Which lines of the entries contain the string "number"? Please find them and copy them.

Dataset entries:
········
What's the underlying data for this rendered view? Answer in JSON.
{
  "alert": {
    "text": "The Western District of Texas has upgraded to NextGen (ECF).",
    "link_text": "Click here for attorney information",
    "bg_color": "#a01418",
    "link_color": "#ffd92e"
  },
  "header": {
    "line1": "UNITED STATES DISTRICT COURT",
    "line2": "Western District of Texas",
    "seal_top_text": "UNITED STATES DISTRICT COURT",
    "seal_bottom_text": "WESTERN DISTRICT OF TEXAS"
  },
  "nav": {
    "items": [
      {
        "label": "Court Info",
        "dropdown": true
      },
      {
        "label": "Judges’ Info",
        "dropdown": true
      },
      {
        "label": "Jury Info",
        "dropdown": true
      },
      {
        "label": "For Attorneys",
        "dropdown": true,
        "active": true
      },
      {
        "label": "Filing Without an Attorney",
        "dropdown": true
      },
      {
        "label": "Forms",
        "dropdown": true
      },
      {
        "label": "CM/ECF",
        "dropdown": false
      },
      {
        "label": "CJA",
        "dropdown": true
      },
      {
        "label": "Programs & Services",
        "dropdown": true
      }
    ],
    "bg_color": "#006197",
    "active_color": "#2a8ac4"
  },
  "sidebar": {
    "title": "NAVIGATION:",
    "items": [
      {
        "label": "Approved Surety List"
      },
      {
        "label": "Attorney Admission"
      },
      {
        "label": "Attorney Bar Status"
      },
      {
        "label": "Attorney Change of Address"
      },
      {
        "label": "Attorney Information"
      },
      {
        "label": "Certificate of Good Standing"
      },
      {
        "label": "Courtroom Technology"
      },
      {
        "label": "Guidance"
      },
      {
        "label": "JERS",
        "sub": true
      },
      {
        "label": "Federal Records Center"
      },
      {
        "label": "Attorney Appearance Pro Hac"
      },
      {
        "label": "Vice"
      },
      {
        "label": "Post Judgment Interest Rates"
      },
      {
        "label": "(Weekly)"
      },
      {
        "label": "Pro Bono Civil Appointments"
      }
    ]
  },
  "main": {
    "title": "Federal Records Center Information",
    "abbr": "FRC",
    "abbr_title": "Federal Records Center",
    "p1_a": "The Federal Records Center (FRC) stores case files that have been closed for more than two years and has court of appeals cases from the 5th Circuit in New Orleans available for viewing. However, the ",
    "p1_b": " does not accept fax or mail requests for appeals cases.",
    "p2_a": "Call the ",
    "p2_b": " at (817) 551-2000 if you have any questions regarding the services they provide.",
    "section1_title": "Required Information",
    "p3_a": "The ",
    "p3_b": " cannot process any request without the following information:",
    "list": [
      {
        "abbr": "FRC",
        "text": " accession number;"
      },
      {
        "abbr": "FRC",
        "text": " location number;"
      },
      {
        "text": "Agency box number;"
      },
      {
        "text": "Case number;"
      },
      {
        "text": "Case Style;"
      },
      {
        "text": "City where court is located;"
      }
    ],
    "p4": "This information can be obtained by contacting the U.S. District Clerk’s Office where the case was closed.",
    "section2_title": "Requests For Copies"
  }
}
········
**WRITTEN SOLUTION:**
        "text": " accession number;"
        "text": " location number;"
        "text": "Agency box number;"
        "text": "Case number;"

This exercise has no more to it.